What’s interesting about moat is that if a moat needs to be continuously built, it isn’t a moat at all. How do you know if you’re paying up or overpaying for the moat? This time we invert the conundrum of moat to explore the symptoms of false-moat trap.
Over the past few months, I have spent considerable time studying about business, their longevities, moats, what helps them sustain, and what dilutes them over time.
As an investor in stocks, studying what makes a few businesses really great and their moats sustain over a long period of time, and on the other hand, what makes a majority of businesses bad and their moats, if any, fleeting has been an interesting aspect of my work.
So, while I have not yet arrived at any Eureka moment on how and why some moats sustain over a long period of time, and how can one identify in advance when a moat is shrinking, there have been some thoughts that I have formed through such reading.
I had shared some of those thoughts in my last post in the June 2015 Special Report. This post is a continuation of what else I have learned about moats, and especially about the dark side of investing in either emerging moats or ones that have already had a proven past.
I’m sure you may be wondering, “What could be the dark side of moats?”
Well, without trying to lay down any clear theories on the same, what I will be sharing below are just a few thoughts on the risks of investing in moats that you must keep in mind when you are buying such businesses that seem to be in their full glory and not destined to failure in the future.
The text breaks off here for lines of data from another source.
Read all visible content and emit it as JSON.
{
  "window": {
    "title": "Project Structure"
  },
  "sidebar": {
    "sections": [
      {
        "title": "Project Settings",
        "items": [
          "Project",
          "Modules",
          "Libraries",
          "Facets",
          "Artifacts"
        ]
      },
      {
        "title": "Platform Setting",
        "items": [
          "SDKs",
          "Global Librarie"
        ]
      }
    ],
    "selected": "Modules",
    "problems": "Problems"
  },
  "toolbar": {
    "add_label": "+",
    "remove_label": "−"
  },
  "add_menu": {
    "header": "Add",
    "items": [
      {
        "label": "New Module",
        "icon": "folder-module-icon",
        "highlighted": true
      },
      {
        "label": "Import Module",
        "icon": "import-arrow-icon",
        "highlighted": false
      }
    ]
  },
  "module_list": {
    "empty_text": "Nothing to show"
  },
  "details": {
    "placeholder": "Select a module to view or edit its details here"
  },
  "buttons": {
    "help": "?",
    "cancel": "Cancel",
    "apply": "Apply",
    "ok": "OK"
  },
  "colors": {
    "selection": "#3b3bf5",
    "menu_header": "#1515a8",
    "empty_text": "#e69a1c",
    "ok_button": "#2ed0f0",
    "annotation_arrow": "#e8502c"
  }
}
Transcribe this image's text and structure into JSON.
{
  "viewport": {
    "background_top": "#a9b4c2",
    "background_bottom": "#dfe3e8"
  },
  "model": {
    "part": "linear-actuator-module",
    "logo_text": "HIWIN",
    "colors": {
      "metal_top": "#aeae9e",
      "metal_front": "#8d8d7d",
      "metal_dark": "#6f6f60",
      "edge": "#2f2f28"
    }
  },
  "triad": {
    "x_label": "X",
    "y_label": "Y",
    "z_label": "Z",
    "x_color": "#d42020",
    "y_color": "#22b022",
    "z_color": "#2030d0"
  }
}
But then, like s**t happens in real life, it often happens when it comes to investing…and that’s what makes it such an interesting game where you must keep learning…and evolving.
Let’s Start with…Destruction
When changes in the natural environment accelerate, so do the extinction rates of the Earth’s creatures. It happened to the dinosaurs and again to many species during the Ice Age. Many scientists believe we may be entering another such period.